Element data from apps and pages

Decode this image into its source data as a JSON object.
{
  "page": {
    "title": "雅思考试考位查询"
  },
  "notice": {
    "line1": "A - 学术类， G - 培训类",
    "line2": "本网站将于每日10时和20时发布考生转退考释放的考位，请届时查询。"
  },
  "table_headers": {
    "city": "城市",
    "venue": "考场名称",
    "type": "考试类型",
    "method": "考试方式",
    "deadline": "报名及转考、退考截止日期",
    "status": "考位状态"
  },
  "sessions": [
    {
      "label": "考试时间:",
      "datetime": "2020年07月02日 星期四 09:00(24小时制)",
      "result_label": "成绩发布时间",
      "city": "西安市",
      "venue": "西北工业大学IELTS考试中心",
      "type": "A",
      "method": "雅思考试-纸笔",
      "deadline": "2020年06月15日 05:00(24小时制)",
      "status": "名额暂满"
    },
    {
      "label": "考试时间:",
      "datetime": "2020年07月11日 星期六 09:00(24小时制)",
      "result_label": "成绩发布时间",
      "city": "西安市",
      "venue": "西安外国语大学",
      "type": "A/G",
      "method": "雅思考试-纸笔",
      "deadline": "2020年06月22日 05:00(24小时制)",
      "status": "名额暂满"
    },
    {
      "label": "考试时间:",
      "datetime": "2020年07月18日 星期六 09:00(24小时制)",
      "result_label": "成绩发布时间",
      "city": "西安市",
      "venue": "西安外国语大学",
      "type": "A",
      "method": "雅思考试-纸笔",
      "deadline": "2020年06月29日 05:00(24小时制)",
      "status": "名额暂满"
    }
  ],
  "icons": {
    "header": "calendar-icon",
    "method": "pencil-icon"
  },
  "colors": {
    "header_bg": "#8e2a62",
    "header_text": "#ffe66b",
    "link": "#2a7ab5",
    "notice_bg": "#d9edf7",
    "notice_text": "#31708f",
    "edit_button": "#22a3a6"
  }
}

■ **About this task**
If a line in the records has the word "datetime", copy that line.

■ **Solution to this problem**
      "datetime": "2020年07月02日 星期四 09:00(24小时制)",
      "datetime": "2020年07月11日 星期六 09:00(24小时制)",
      "datetime": "2020年07月18日 星期六 09:00(24小时制)",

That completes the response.